E. M. Forster (1879 - 1970) was educated at Tarbridge School and King's College, Cambridge. At Cambridge, there was an atmosphere of free intellectual discussion, inspired by G.M. Moore, the famous philosopher who stressed the importance of personal relationship. This philosophy made a profound impression on Forster. After graduation, Forster became a novelist, essayist and literary critic. Being widely traveled, his journeys gave him materials for his writing. He became particularly critical of the English behavior abroad, and his writings often satirize the British in foreign lands.
Forster became friends with many well-known writers, including John Maynard Keynes, Virginia and Leonard Woolf, Bertrand Russell and others who eventually formed an integral part of what is known as the Bloomsbury group. In fact Forster's initial articles and short stories were published in The Independent Review, a Bloomsbury journal. It was his novels, however, that attracted attention.
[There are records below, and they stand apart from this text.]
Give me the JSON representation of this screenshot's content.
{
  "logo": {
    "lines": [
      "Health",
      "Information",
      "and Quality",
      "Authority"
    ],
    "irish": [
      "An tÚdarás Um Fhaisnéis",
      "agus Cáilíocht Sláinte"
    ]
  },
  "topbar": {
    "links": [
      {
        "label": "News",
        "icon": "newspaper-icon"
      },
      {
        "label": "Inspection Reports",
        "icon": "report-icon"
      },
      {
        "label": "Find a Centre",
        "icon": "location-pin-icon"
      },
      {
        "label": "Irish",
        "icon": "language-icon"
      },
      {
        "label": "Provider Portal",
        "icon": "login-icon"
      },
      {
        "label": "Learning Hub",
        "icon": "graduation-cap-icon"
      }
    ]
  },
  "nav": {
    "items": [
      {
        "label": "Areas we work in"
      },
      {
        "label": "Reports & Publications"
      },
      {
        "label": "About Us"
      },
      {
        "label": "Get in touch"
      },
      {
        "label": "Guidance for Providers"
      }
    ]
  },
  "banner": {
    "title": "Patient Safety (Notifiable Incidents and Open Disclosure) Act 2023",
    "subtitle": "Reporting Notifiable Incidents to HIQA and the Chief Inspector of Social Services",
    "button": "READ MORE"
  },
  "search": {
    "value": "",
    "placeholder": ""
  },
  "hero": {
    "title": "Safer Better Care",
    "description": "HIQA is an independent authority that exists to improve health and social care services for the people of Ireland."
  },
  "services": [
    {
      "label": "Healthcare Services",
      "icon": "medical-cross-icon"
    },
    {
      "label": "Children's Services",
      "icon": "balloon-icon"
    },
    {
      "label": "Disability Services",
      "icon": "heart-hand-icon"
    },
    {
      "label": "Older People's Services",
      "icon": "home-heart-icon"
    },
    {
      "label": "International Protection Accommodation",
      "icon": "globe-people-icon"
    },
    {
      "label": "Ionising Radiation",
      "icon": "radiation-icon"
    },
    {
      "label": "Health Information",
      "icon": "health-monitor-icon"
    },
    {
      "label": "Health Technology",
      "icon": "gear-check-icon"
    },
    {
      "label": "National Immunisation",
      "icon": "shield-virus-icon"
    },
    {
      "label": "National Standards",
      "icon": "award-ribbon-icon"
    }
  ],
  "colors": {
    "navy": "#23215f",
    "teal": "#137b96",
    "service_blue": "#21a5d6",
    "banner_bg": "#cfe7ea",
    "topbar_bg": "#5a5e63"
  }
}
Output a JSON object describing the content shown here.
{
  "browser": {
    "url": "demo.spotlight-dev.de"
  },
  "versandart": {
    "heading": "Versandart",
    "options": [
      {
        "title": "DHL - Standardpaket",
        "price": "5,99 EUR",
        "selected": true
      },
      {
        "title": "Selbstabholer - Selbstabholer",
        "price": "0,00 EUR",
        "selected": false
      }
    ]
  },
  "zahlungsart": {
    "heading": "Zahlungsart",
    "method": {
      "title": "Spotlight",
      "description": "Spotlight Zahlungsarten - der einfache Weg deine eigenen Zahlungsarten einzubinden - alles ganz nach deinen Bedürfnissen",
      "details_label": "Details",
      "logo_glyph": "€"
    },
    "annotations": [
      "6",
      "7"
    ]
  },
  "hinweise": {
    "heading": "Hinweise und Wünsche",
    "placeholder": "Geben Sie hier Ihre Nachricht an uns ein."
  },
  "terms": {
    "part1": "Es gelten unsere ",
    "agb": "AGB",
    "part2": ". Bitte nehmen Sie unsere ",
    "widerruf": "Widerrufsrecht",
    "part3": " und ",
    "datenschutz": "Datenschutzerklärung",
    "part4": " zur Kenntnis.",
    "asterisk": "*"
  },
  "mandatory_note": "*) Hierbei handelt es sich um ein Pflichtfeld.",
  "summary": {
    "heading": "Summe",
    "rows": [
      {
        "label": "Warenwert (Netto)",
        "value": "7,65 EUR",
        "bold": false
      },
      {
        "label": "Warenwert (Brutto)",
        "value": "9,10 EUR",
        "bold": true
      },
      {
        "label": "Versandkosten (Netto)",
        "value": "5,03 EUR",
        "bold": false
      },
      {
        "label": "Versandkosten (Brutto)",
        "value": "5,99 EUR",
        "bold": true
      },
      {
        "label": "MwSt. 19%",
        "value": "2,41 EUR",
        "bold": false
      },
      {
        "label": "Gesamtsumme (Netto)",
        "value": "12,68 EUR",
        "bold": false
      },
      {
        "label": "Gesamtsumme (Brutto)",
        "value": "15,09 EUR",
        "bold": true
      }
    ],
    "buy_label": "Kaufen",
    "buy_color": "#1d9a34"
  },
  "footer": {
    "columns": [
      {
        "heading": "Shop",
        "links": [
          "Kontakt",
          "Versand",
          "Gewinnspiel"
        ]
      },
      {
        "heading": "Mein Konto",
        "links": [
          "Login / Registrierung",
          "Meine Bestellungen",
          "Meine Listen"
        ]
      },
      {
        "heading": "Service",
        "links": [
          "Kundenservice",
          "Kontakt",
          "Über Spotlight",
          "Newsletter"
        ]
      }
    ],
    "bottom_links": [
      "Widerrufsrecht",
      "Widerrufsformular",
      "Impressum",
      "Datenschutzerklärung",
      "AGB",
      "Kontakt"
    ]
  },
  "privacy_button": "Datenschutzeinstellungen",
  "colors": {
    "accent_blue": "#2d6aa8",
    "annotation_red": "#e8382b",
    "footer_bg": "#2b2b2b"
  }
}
His works include Where Angles Fear to Tread (1905), The Largest Journey (1907), A Room with a View (1908), Howard's End (1910), The Celestial Omnibus (1911), Maurice (1911), Alexandria: A History and a Guide (1922), A Passage to India (1924), Aspects of the Novel (1927), The Eternal Moment (1928), Two Cheers for Democracy (1951), The Hill or Devil (1953), and the biographies of Galsworthy Lowes Dickinson (1934) and Marianne Thorntar (1956). The Life to Come (1972) was published posthumously.